*** Information supplied Section Begins ***

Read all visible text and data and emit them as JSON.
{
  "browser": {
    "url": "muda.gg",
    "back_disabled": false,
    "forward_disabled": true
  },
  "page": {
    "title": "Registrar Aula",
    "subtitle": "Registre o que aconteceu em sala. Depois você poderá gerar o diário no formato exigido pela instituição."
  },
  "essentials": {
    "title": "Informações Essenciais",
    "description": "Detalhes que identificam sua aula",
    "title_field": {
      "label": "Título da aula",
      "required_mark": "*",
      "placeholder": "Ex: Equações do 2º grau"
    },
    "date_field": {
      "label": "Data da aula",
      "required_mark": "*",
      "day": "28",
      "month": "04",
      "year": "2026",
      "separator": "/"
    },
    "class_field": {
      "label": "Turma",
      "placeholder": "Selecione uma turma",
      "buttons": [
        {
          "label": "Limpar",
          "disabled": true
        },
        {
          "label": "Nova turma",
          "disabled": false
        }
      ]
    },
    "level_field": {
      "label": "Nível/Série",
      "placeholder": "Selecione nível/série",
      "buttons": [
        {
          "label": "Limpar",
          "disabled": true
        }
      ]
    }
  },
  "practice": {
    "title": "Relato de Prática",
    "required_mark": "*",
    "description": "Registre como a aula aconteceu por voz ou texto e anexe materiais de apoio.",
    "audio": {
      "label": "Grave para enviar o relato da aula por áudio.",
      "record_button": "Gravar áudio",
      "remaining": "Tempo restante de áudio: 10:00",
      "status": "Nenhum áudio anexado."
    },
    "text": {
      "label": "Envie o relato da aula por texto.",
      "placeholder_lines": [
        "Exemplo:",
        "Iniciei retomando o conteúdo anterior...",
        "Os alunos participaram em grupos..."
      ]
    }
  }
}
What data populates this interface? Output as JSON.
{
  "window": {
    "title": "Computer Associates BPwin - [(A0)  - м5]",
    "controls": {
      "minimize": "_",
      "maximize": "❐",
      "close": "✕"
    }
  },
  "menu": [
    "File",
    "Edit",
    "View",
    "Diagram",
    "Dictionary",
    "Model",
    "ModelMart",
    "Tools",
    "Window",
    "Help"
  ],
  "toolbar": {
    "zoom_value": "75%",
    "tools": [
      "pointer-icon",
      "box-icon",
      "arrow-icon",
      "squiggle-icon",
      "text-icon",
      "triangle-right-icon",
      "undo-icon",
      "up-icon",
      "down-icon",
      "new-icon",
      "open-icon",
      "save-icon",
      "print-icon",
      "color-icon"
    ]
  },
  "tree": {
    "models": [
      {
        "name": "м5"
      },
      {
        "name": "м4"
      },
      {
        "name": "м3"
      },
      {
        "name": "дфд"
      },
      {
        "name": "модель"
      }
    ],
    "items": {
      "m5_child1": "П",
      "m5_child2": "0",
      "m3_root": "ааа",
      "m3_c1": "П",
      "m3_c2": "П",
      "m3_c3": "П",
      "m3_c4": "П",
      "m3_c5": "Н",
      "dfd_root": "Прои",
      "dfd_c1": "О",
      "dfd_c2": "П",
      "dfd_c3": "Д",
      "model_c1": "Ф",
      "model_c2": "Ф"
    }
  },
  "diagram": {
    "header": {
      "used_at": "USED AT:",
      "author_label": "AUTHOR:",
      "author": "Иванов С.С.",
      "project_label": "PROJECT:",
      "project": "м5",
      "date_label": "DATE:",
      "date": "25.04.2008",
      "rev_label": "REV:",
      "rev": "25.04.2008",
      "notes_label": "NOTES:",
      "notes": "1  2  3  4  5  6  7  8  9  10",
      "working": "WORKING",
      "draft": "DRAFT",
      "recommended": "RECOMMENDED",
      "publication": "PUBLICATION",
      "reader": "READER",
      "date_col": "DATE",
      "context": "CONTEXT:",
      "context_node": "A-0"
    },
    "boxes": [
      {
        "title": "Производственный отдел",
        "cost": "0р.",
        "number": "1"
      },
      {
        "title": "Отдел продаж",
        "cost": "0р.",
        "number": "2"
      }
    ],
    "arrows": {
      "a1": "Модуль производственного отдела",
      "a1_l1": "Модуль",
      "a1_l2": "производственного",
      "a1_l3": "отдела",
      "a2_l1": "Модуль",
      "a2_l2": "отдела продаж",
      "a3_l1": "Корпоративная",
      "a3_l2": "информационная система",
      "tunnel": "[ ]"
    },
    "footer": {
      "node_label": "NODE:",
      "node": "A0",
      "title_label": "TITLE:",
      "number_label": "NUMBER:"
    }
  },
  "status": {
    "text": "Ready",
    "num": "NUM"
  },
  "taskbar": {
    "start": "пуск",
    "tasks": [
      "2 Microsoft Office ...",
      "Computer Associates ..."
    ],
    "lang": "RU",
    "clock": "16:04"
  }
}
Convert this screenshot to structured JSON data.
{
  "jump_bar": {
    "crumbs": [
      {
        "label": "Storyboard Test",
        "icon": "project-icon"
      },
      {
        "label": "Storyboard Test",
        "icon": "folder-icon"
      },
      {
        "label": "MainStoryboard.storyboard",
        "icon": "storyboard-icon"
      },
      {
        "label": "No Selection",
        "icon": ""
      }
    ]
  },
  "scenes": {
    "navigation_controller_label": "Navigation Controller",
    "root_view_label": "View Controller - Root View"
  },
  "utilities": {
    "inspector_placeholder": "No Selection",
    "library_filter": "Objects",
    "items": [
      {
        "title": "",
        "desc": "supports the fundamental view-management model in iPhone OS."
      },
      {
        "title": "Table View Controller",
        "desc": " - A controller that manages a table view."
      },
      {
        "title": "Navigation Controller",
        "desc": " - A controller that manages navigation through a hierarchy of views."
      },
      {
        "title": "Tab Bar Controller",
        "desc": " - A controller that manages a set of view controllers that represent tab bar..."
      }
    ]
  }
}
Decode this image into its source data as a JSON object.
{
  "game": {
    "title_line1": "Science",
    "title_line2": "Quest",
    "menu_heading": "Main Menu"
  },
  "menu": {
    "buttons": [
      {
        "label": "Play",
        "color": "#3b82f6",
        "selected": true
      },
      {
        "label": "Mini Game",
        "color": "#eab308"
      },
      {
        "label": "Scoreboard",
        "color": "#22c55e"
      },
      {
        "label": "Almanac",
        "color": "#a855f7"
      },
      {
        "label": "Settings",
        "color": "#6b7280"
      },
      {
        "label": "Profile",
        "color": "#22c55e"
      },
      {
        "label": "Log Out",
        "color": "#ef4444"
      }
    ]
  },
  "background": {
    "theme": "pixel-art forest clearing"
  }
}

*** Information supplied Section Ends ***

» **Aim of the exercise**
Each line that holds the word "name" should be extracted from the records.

» **Exercise solution**
        "name": "м5"
        "name": "м4"
        "name": "м3"
        "name": "дфд"
        "name": "модель"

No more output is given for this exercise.